→ **PROBLEM**: In the data, find each line where the word "Stop" appears and list that line.

→ **PROVIDED MATERIAL**:
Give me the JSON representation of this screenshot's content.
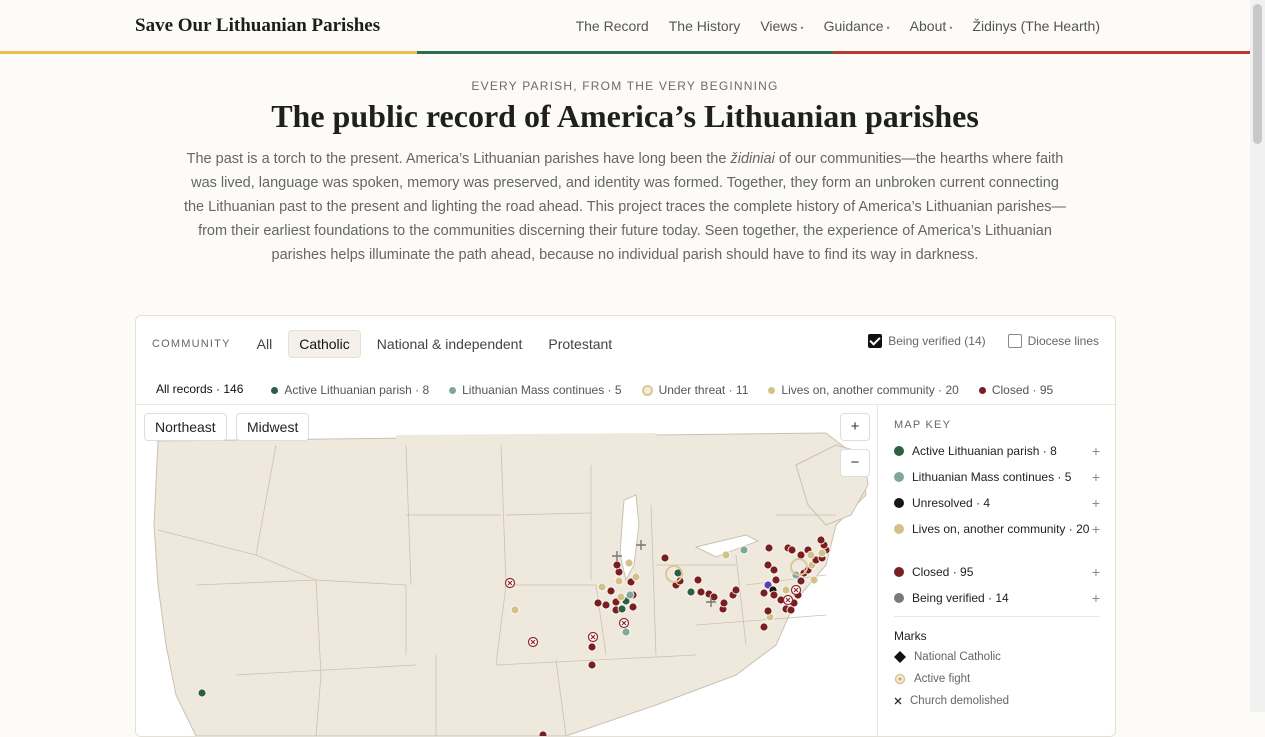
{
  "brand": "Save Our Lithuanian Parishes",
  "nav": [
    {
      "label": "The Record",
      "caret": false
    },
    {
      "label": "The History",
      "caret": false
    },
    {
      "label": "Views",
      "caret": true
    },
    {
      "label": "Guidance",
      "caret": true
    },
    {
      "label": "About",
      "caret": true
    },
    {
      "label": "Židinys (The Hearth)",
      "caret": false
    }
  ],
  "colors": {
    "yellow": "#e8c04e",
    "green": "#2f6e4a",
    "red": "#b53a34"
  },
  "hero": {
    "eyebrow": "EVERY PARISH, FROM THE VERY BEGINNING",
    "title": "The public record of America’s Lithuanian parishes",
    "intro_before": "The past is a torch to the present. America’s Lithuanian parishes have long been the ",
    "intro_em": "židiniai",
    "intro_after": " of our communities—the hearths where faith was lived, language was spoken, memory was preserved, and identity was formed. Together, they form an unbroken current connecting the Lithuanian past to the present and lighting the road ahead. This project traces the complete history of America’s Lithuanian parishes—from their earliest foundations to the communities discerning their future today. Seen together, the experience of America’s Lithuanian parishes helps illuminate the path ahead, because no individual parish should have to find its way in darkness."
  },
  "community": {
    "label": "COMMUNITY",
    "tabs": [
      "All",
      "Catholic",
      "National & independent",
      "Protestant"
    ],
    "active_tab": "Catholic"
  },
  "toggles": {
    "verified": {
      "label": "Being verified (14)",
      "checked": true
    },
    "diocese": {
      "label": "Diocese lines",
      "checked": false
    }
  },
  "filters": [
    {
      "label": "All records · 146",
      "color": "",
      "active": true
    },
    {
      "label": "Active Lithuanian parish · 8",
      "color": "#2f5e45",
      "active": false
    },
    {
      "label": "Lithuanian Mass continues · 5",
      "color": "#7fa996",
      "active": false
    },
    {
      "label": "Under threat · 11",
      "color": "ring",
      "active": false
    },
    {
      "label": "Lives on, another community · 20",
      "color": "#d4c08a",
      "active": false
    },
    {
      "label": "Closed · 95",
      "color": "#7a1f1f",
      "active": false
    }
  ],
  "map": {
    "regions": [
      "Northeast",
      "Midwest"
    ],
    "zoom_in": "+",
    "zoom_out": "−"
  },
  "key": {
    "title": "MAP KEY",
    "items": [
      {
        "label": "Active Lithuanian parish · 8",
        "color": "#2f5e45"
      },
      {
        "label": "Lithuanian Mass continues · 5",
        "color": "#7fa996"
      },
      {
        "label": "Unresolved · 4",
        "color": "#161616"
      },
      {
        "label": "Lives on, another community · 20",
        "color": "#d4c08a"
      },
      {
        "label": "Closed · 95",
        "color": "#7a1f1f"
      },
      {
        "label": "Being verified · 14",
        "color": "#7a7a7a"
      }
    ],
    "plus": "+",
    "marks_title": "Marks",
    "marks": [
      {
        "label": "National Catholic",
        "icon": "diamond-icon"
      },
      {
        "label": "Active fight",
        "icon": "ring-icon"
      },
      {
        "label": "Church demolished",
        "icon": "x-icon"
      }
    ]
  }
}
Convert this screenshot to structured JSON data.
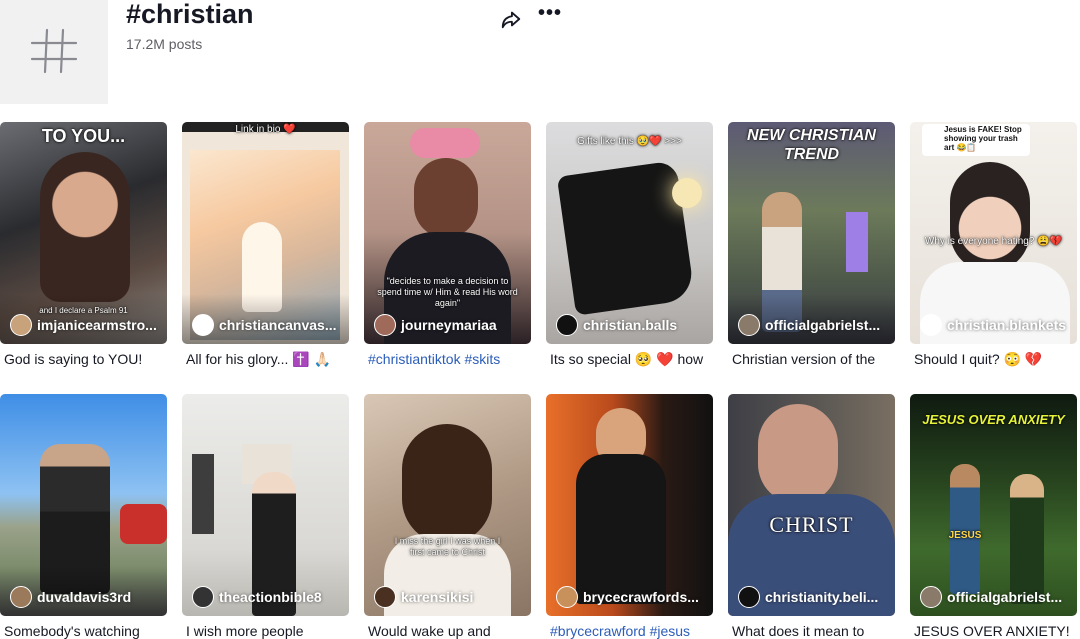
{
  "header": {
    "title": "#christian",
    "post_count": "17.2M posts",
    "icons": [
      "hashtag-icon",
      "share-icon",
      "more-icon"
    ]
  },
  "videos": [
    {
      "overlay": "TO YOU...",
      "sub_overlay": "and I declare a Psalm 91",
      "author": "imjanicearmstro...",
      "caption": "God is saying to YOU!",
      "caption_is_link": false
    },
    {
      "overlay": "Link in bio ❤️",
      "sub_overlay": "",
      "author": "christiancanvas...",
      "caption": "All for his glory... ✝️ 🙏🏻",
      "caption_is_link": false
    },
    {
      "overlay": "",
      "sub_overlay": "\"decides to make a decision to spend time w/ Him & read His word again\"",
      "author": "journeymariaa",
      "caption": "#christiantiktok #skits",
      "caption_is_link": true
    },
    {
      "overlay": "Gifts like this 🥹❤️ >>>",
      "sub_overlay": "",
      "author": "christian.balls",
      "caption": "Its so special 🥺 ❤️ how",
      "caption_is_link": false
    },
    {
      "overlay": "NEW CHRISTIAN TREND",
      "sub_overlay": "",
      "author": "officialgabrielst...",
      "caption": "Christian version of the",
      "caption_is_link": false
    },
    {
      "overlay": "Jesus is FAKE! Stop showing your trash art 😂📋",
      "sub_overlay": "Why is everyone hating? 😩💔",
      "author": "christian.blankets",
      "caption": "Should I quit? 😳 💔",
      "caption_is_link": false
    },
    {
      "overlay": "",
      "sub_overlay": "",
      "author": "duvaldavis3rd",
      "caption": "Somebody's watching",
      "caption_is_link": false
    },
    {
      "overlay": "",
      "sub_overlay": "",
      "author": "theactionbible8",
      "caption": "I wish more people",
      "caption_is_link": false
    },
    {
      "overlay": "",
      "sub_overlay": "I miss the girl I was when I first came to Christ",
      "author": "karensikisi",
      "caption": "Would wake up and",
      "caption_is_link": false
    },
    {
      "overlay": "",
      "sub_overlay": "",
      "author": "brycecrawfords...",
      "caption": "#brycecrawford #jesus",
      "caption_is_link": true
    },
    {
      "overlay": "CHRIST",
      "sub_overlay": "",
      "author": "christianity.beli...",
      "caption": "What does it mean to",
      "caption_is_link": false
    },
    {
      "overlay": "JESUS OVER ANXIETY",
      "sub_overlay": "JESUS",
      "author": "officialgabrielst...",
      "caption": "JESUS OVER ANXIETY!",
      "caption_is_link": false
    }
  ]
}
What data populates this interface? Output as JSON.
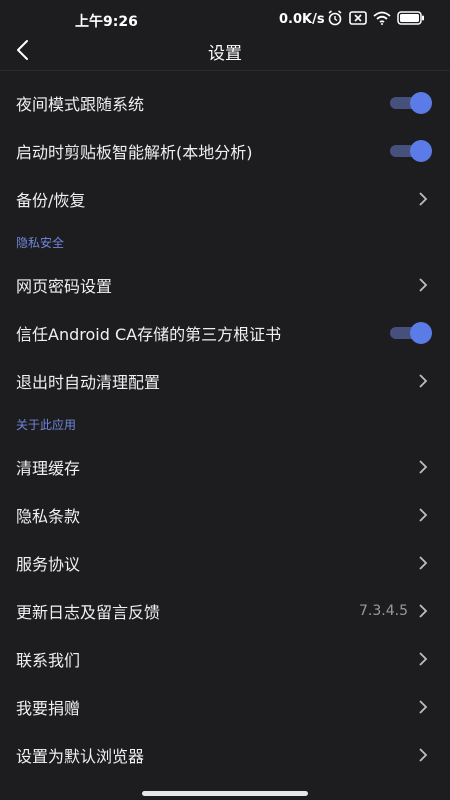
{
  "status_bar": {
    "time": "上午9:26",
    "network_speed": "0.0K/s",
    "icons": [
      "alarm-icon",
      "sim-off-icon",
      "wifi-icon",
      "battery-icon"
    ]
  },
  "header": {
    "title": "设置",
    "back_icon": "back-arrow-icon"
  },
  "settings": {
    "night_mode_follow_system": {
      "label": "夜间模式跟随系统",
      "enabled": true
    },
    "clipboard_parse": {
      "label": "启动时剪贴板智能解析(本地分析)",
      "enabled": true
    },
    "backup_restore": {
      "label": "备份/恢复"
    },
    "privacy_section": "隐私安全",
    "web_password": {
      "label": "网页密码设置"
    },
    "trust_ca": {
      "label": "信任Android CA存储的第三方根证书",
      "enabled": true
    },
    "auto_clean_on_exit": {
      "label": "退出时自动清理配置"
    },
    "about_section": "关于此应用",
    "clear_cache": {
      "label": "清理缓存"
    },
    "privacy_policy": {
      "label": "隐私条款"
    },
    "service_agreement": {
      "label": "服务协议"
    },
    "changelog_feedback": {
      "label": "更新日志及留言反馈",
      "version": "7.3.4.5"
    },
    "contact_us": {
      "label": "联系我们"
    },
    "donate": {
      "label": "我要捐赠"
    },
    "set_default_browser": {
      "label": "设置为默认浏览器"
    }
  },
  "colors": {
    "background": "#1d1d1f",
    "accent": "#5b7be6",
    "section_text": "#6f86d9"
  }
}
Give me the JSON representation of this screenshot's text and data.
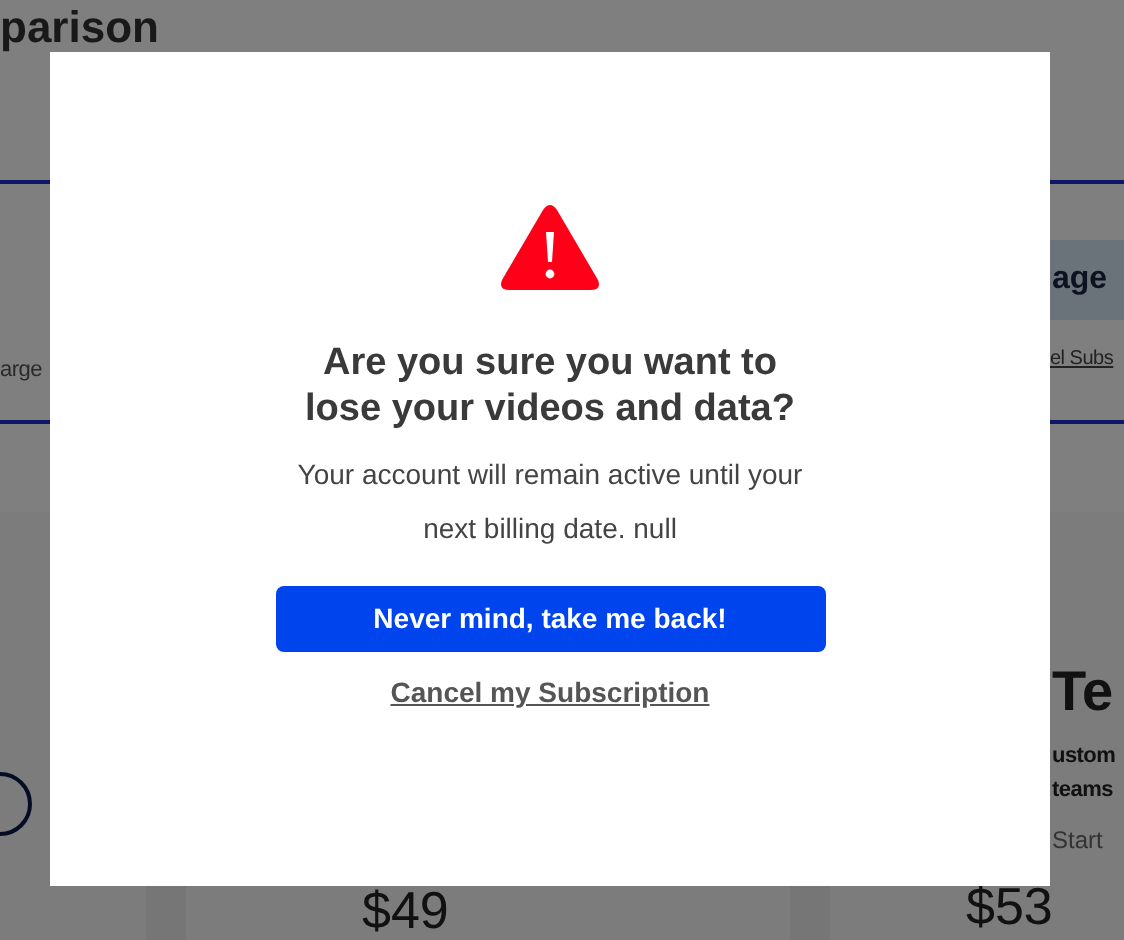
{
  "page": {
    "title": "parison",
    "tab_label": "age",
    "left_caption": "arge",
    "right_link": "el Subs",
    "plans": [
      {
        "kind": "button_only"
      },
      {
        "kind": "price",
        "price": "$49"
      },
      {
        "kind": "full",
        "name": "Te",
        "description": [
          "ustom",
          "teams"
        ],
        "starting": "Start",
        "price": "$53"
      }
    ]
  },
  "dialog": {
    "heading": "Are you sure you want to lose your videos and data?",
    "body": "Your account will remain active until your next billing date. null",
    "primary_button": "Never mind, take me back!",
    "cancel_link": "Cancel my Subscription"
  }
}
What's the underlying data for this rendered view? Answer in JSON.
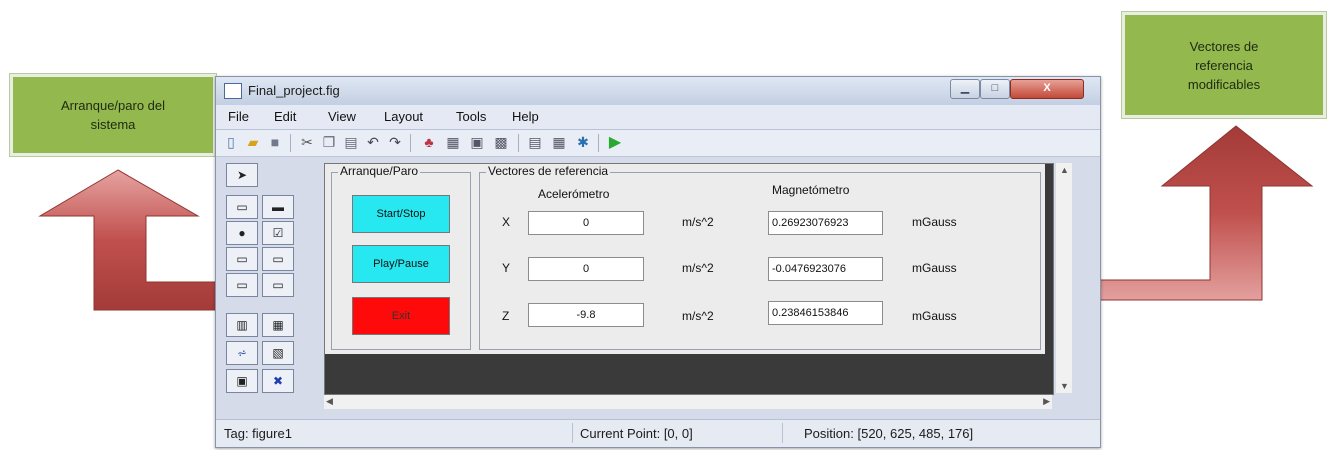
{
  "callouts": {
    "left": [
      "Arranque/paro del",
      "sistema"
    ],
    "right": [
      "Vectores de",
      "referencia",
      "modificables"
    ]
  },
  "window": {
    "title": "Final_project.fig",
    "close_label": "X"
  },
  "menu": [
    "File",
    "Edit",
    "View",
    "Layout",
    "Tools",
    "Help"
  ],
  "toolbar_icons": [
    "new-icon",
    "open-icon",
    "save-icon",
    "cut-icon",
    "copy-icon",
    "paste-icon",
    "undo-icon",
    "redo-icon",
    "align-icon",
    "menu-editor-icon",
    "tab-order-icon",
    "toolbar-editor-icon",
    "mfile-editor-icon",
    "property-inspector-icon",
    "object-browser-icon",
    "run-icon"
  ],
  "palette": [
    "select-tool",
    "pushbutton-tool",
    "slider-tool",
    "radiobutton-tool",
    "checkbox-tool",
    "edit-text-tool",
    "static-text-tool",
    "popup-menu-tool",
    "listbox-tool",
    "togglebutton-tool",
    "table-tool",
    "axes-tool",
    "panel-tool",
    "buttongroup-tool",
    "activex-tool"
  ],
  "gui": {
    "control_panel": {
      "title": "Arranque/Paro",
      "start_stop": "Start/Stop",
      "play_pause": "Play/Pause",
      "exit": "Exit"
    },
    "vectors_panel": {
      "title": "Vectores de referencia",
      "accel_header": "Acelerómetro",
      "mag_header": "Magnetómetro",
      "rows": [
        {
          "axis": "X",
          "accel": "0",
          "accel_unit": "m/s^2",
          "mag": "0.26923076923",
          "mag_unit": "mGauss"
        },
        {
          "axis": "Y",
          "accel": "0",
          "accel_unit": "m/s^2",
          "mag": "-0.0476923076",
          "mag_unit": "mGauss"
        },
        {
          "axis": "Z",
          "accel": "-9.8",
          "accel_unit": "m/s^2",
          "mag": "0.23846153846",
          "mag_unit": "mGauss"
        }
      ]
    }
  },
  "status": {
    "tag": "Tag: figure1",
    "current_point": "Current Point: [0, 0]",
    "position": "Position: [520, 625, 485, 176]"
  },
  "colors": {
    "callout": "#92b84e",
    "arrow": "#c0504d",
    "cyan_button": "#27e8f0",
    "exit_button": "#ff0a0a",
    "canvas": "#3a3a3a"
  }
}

→ **TASK RESULT**:
      "overlay": "Jesus is FAKE! Stop showing your trash art 😂📋",
      "start_stop": "Start/Stop",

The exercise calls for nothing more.